- Workforce housing. Low vacancy rates and stable cash flows are making affordable and workforce housing attractive to institutional investors. Turner Impact Capital is looking to deploy up to $1.25 billion in affordable workforce housing (see, “Turner Impact Capital closes $357 million affordable workforce housing fund”).
- Check it out.
Investors back small business inventory financing in Pakistan and Egypt. Lahore-based Finja, which partners with banks to offer credit to small groceries and other micro-businesses, raised $9 million in Series A financing from BeeNext, Vostok Emerging Finance, Quona Capital and Gray MacKenzie Engineering Services. Cairo-based Cassbana launched its alt-credit scoring system last year to help unbanked micro-businesses secure inventory financing and build a pathway to mainstream financial services. The company raised $1 million from Egyptian fintech-focused venture capital firm Disruptech.
- Small business resilience. Emerging market tech startups that are supporting the digitization of micro and small businesses are helping lead the COVID recovery (see, “African tech startups are peddling pandemic resilience”).
- Read on.

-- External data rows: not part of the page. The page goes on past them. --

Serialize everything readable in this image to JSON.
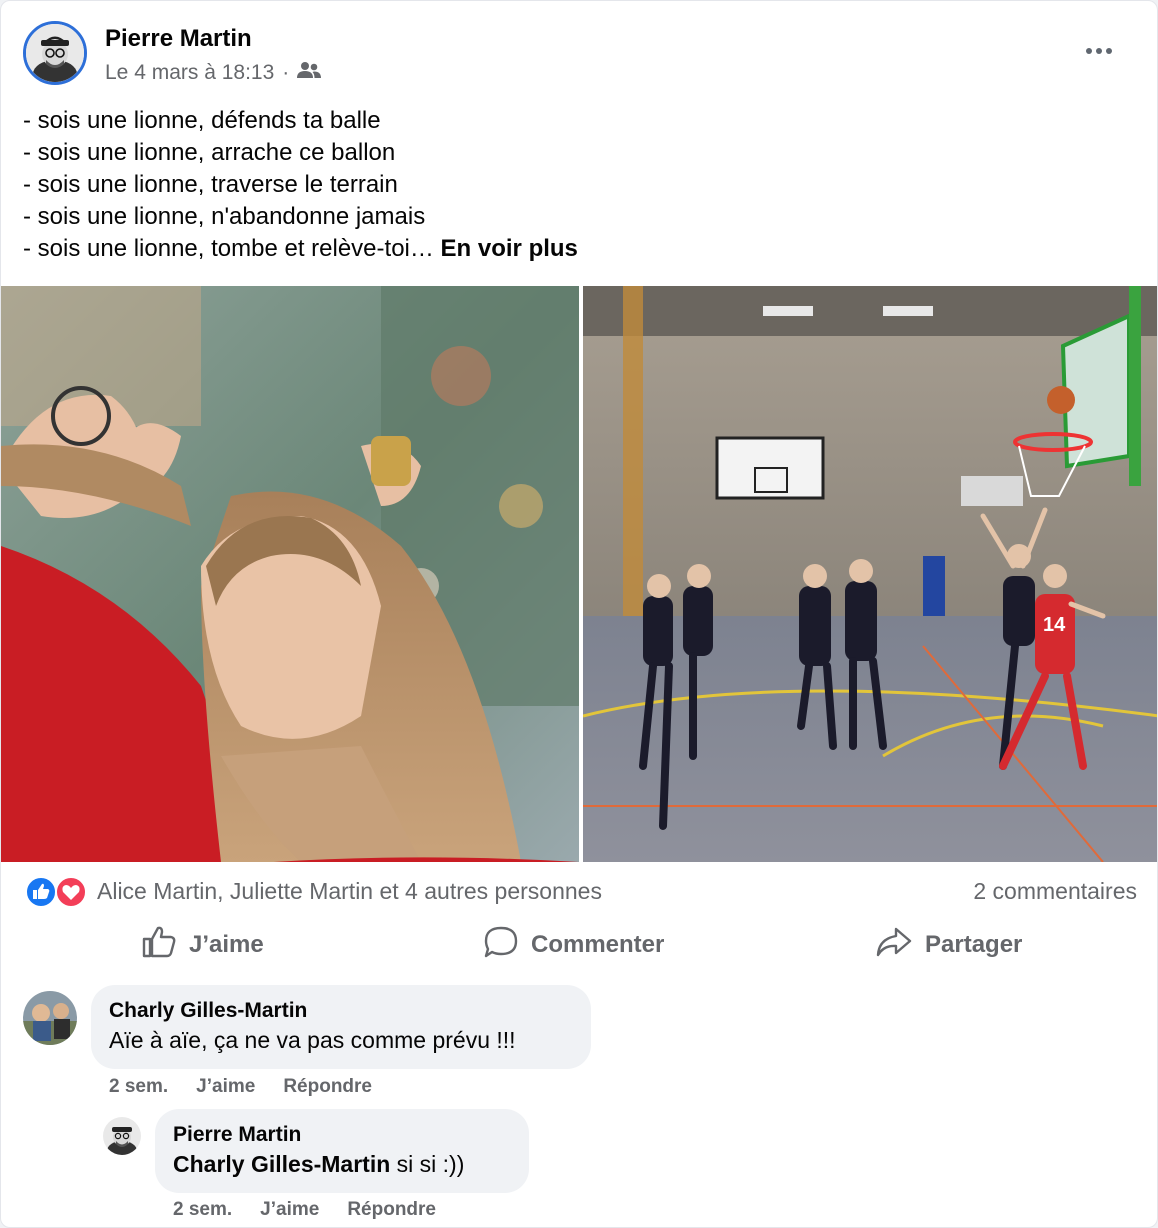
{
  "post": {
    "author": "Pierre Martin",
    "date": "Le 4 mars à 18:13",
    "separator": "·",
    "audience_icon": "friends-icon",
    "lines": [
      "- sois une lionne, défends ta balle",
      "- sois une lionne, arrache ce ballon",
      "- sois une lionne, traverse le terrain",
      "- sois une lionne, n'abandonne jamais",
      "- sois une lionne, tombe et relève-toi…"
    ],
    "see_more": "En voir plus"
  },
  "reactions": {
    "icons": [
      "like-icon",
      "love-icon"
    ],
    "summary": "Alice Martin, Juliette Martin et 4 autres personnes",
    "comments_count": "2 commentaires"
  },
  "actions": {
    "like": "J’aime",
    "comment": "Commenter",
    "share": "Partager"
  },
  "comments": [
    {
      "author": "Charly Gilles-Martin",
      "text": "Aïe à aïe, ça ne va pas comme prévu !!!",
      "time": "2 sem.",
      "like": "J’aime",
      "reply": "Répondre"
    },
    {
      "author": "Pierre Martin",
      "tag": "Charly Gilles-Martin",
      "text": "si si :))",
      "time": "2 sem.",
      "like": "J’aime",
      "reply": "Répondre"
    }
  ],
  "colors": {
    "like_blue": "#1877f2",
    "love_red": "#f33e58",
    "secondary_text": "#65676b",
    "bubble_bg": "#f0f2f5"
  }
}
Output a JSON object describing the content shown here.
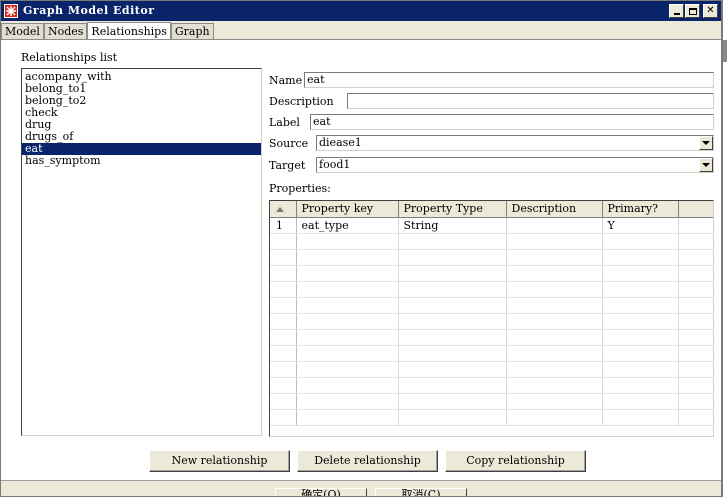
{
  "window": {
    "title": "Graph Model Editor"
  },
  "tabs": [
    {
      "label": "Model"
    },
    {
      "label": "Nodes"
    },
    {
      "label": "Relationships"
    },
    {
      "label": "Graph"
    }
  ],
  "active_tab": "Relationships",
  "relationships": {
    "label": "Relationships list",
    "items": [
      "acompany_with",
      "belong_to1",
      "belong_to2",
      "check",
      "drug",
      "drugs_of",
      "eat",
      "has_symptom"
    ],
    "selected": "eat"
  },
  "form": {
    "name_label": "Name",
    "name_value": "eat",
    "description_label": "Description",
    "description_value": "",
    "label_label": "Label",
    "label_value": "eat",
    "source_label": "Source",
    "source_value": "diease1",
    "target_label": "Target",
    "target_value": "food1",
    "properties_label": "Properties:"
  },
  "properties_table": {
    "columns": [
      "",
      "Property key",
      "Property Type",
      "Description",
      "Primary?"
    ],
    "rows": [
      {
        "num": "1",
        "key": "eat_type",
        "type": "String",
        "description": "",
        "primary": "Y"
      }
    ]
  },
  "buttons": {
    "new": "New relationship",
    "delete": "Delete relationship",
    "copy": "Copy relationship"
  },
  "dialog_buttons": {
    "ok": "确定(O)",
    "cancel": "取消(C)"
  },
  "colors": {
    "titlebar": "#0a246a",
    "selection": "#0a246a",
    "face": "#ece9d8"
  }
}
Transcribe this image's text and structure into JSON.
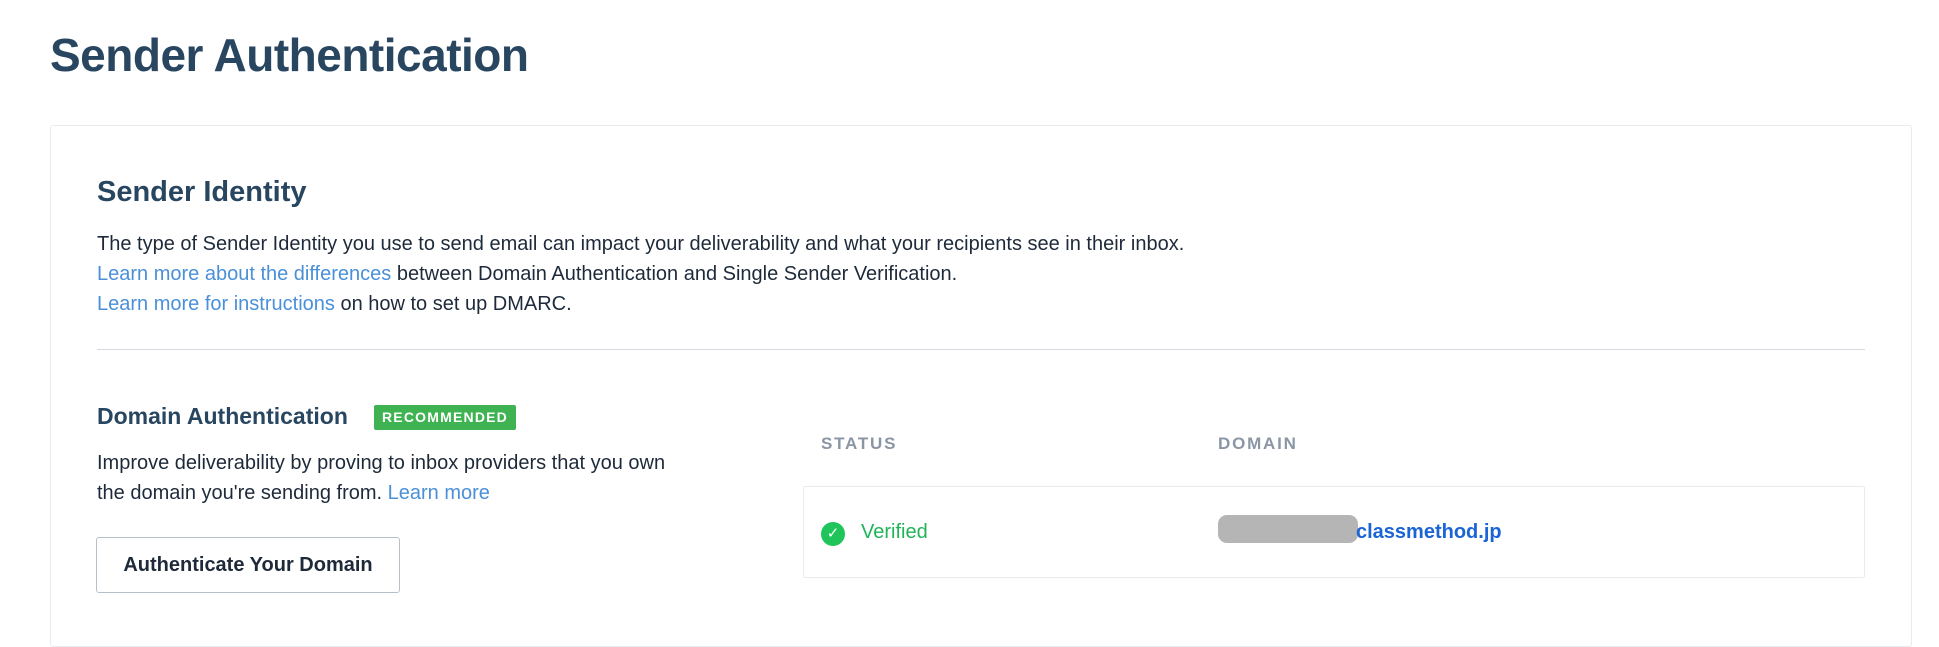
{
  "page": {
    "title": "Sender Authentication"
  },
  "sender_identity": {
    "title": "Sender Identity",
    "line1": "The type of Sender Identity you use to send email can impact your deliverability and what your recipients see in their inbox.",
    "line2_link": "Learn more about the differences",
    "line2_text": " between Domain Authentication and Single Sender Verification.",
    "line3_link": "Learn more for instructions",
    "line3_text": " on how to set up DMARC."
  },
  "domain_authentication": {
    "title": "Domain Authentication",
    "badge": "RECOMMENDED",
    "description": "Improve deliverability by proving to inbox providers that you own the domain you're sending from.",
    "learn_more": "Learn more",
    "button_label": "Authenticate Your Domain",
    "table": {
      "headers": {
        "status": "STATUS",
        "domain": "DOMAIN"
      },
      "rows": [
        {
          "status": "Verified",
          "status_icon": "check-circle-icon",
          "domain": "classmethod.jp"
        }
      ]
    }
  },
  "colors": {
    "heading": "#294661",
    "link": "#4a90d9",
    "badge": "#3fb352",
    "verified": "#1fb457",
    "domain_link": "#1a64d6"
  }
}
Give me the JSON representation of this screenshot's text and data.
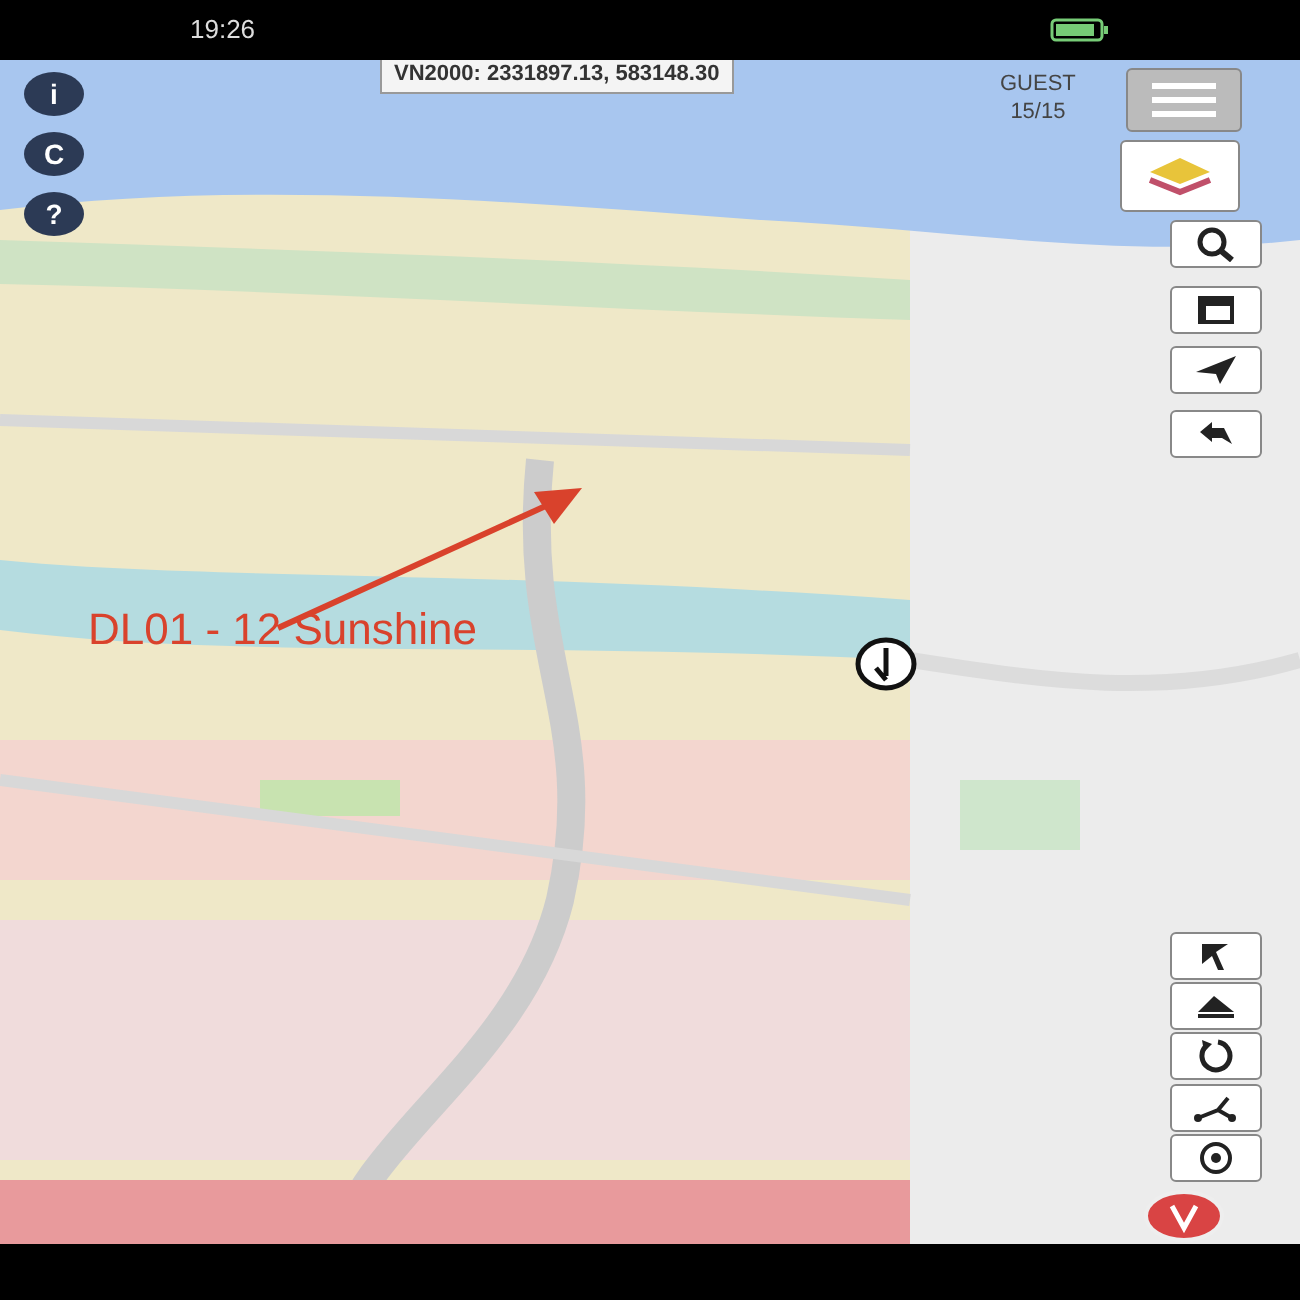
{
  "status_bar": {
    "time": "19:26"
  },
  "coordinates": "VN2000: 2331897.13, 583148.30",
  "user": {
    "name": "GUEST",
    "count": "15/15"
  },
  "left_buttons": [
    {
      "label": "i"
    },
    {
      "label": "C"
    },
    {
      "label": "?"
    }
  ],
  "annotation": {
    "label": "DL01 - 12 Sunshine",
    "color": "#d9422c"
  }
}
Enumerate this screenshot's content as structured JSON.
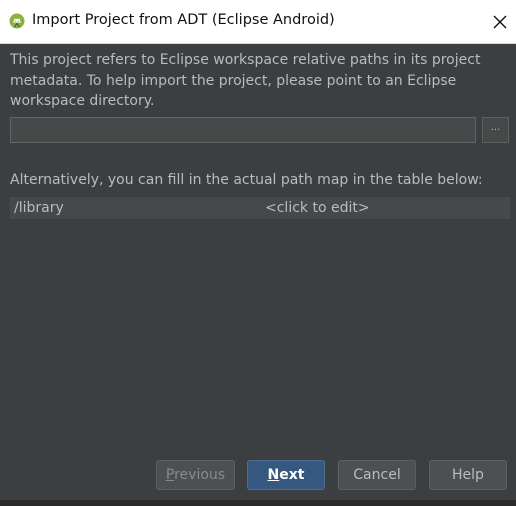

PAIRIN raises $4.4 million to support workforce development amid COVID. The Denver-based tech venture helps workers upskill and connect to employment services. PAIRIN closed its Series A round with backing from New Markets Venture Partners, Juvo Ventures, JFFLabs, Village Capital, Voqal and Potencia Ventures. Prior funding came from Jobs for the Future and Zoma Capital.
Symbiotics’ bond supports affordable housing in Colombia. The $10.5 million bond by the Swiss impact investing firm will support mortgage lending by the Colombian arm of La Hipotecaria Compañia de Financiamiento. The social bond is being listed on the Luxembourg Green Exchange.
Agents of Impact: Follow the Talent
Former Treasury Secretary and head of Goldman Sachs Hank Paulson joins TPG Rise Climate as executive chairman… Renée Willette, ex- of Stantec, becomes vice president of programs and strategy for US Water Alliance… Skoll Foundation is looking for a talent and engagement program manager in Palo Alto, Calif.
Just Capital has openings for a head of research in London and operations, programs and engagement associates in New York… The Investment Integration Project and Moving the Market will share their “Understanding systemic social risk” project, Jan. 12… The Clean Energy Leadership Institute is accepting applications for its 2021 fellowship program.
Thank you for reading!
– Jan. 7, 2020